With so many highly measurable digital marketing tools and fancy mobile marketing programs and data-based marketing models, it's pretty easy to forget about the old standby marketing methods.
For example, when was the last time you considered the value of top-of-mind-awareness in your marketing?
Top-of-mind awareness is a simple brand measure that determines how quickly a brand or product comes to the mind of a customer.
Examples of top-of-mind awareness are everywhere. It's just your logo in a digital display ad, or a :15 second read on the radio, or that print ad in the magazine your audience reads, or that live read before the weather on the nightly news. It's also that monthly press release you write and send.
Whether you are focused on your target audience -- or the press that reaches them with their publication(s) -- it's important to be on the tip of your customer's mind when they are thinking about making a purchase.
Here's some data that supports the lasting value of top-of-mind awareness advertising from a survey about an industry that excels at the practice -- insurance:
There is a significant data-correlation between brands with a lot of market share and brands that spend on top-of-mind awareness. So, top-of-mind awareness equals market share. Science proved it.
Having a human face in top-of-mind awareness ads improves brand recall for consumers 177 percent.
Cross-channel advertising efforts yield better awareness results, with digital ad efforts having nine times the impact of TV efforts.
Can you guess which company has the most brand recognition in the insurance world? (Check out Full Spectrum's Facebook page for the answer.)
Here's another example of why top-of-mind is smart, this time from history.

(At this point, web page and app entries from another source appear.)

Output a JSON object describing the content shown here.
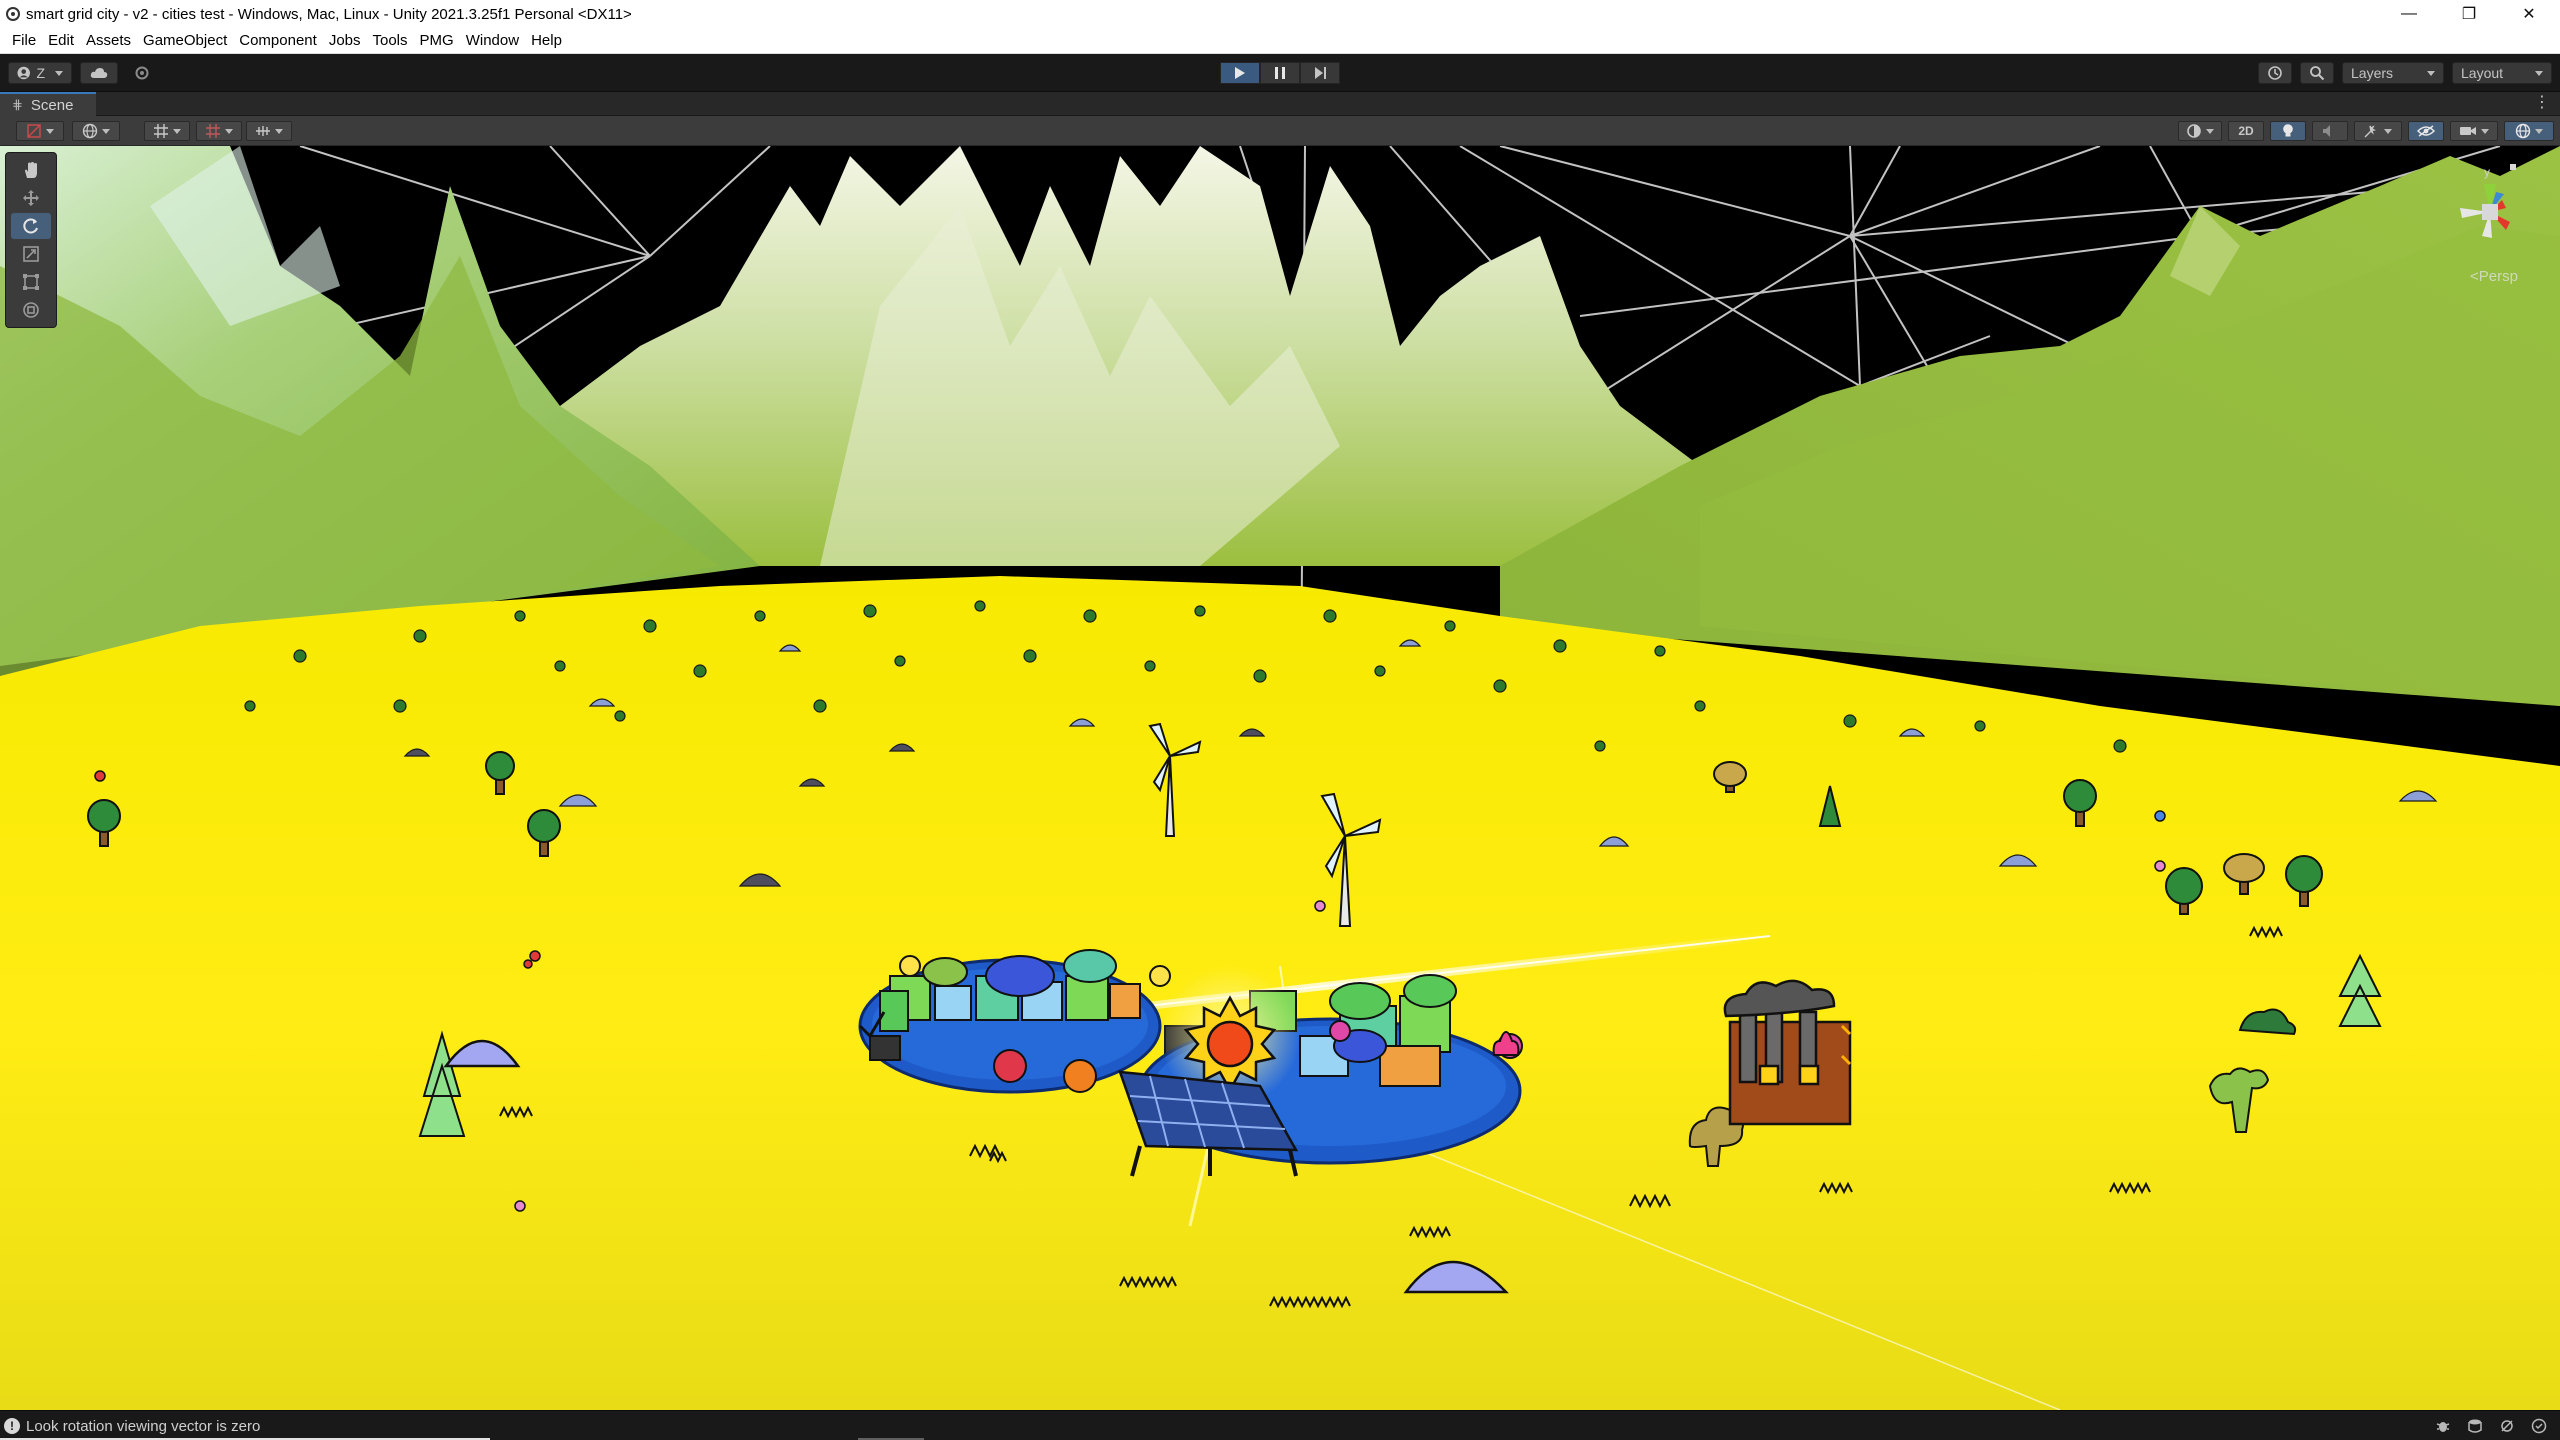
{
  "window": {
    "title": "smart grid city - v2 - cities test - Windows, Mac, Linux - Unity 2021.3.25f1 Personal <DX11>",
    "minimize": "—",
    "maximize": "❐",
    "close": "✕"
  },
  "menu": [
    "File",
    "Edit",
    "Assets",
    "GameObject",
    "Component",
    "Jobs",
    "Tools",
    "PMG",
    "Window",
    "Help"
  ],
  "toolbar": {
    "account_label": "Z",
    "layers_label": "Layers",
    "layout_label": "Layout",
    "play_state": "playing"
  },
  "scene_tab": {
    "label": "Scene"
  },
  "scene_toolbar": {
    "mode_2d_label": "2D"
  },
  "viewport": {
    "projection_label": "<Persp",
    "gizmo_axis_label": "y",
    "colors": {
      "ground": "#f2e600",
      "sky": "#000000",
      "mountains": "#9cc23a",
      "water": "#1e5bc8",
      "wireframe": "#dcdcdc"
    }
  },
  "status": {
    "message": "Look rotation viewing vector is zero"
  }
}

During World War II many brands converted their production over to manufacturing items for the war effort. Jeep made army vehicles, for example, instead of domestic vehicles for American consumers. But they never stopped advertising that they make vehicles. They sponsored radio programs, newsreels, ran ads in magazines and newspapers, etc.
When the war ended, consumers knew the importance of Jeep and rewarded the ad efforts (and Jeep's patriotic manufacturing) with sales and a lasting awareness.
Of course, the inconvenient truth of a top-of-mind approach is that it takes an investment to be good at it.
Effective top-of-mind requires a healthy media investment, or a modest media investment and a healthy up front research investment.
It's one or the other.
If you have the budget, invest in as much media as possible - internet, radio, newspapers, magazines, TV, social media, etc. Be present and impactful in as many communications channels as possible. Make sure you have a consistent look and feel to your ads, and a disciplined approach about refreshing creative without losing identity.
In my opinion, this takes a lot of investment and coordination. Though it is effective, there is a better way.
Invest first in finding where your audience is. If you know what your target audience reads, listens to, subscribes to, browses on the internet, etc. then you can focus your spend and have less waste in your budget.
Start with a survey of your target audience to discover their media habits. Or purchase research to find them. Then build a media plan based on the survey results. Knowing your audience may not limit your investment (how much you spend is always up to you), but it will eliminate waste in your spend to make sure each impression is worth the money.
It's simple. Top-of-mind ads and content marketing efforts are ways to enhance your direct marketing efforts - the strong-calls to-action that impact sales.
Are you happy with the awareness your business has?
Josh Gordon is an award-winning marketing communications professional and president of Full Spectrum Marketing, a full-service advertising agency with digital roots based in Kent, Ohio, and Wooster, Ohio. You can reach Josh at firstname.lastname@example.org.